* **TASK PROMPT**
Lines holding the word "interdum" are the ones to copy from the data below.

(Extracted records)
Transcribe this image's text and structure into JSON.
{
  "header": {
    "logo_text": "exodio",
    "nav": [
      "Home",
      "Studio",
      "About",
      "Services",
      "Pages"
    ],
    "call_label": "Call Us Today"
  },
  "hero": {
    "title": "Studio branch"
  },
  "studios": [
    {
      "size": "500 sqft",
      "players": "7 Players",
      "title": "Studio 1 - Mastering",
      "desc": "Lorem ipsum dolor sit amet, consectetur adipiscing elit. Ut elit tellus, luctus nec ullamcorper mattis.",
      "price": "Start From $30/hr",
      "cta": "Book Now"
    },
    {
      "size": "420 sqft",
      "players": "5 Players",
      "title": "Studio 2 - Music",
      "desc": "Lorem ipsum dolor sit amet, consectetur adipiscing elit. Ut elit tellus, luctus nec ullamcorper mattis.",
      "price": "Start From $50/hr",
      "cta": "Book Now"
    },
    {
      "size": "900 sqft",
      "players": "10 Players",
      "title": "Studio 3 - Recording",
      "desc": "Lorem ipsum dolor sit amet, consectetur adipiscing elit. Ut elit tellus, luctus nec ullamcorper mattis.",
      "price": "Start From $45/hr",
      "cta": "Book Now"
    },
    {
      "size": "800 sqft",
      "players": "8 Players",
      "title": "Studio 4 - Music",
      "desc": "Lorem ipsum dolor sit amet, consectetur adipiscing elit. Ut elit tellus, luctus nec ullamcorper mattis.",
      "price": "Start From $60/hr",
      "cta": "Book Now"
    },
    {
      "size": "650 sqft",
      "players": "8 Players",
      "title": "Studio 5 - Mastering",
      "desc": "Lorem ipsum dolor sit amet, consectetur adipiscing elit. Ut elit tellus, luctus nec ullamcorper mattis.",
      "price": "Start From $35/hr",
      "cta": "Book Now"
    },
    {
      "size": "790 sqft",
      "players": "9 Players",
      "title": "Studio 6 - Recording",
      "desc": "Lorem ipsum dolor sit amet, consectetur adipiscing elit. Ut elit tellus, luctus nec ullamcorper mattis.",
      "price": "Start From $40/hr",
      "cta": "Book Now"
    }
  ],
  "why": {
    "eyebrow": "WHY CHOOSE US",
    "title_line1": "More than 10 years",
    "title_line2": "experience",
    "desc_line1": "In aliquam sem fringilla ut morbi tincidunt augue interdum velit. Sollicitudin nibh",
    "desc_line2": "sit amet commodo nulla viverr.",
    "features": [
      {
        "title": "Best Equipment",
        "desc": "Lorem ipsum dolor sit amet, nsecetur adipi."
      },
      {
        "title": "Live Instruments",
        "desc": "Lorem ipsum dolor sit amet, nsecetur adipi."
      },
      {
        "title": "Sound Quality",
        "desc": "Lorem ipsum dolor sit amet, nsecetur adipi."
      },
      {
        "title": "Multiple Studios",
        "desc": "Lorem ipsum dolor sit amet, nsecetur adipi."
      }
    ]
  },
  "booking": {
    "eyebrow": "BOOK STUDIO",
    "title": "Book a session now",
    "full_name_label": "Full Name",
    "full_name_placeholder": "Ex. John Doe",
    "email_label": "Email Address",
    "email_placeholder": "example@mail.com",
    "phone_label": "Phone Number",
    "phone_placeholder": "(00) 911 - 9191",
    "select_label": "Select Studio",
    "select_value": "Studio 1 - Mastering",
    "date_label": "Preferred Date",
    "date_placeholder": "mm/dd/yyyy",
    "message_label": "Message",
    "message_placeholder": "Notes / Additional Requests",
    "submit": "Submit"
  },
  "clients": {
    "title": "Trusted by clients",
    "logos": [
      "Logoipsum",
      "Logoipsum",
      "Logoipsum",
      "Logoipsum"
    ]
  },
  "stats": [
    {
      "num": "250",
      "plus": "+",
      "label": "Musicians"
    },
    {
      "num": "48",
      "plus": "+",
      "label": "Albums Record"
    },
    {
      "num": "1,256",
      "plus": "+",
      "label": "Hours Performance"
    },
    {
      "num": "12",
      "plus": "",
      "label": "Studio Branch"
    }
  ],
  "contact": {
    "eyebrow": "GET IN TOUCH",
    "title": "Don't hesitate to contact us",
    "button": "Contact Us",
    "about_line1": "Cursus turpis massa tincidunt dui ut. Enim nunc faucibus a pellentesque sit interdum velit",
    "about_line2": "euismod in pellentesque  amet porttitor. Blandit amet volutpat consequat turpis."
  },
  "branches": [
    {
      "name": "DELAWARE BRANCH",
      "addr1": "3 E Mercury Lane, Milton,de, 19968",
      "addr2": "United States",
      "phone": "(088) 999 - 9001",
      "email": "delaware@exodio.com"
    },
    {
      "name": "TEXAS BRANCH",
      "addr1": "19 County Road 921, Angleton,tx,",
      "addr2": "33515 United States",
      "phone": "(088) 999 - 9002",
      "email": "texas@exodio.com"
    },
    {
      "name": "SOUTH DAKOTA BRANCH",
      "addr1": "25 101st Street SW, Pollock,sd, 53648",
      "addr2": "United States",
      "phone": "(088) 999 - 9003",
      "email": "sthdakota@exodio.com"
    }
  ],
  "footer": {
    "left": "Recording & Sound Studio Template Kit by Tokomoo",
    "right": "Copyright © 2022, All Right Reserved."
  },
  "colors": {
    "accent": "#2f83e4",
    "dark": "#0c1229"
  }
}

* **ANSWER BOX**
    "desc_line1": "In aliquam sem fringilla ut morbi tincidunt augue interdum velit. Sollicitudin nibh",
    "about_line1": "Cursus turpis massa tincidunt dui ut. Enim nunc faucibus a pellentesque sit interdum velit",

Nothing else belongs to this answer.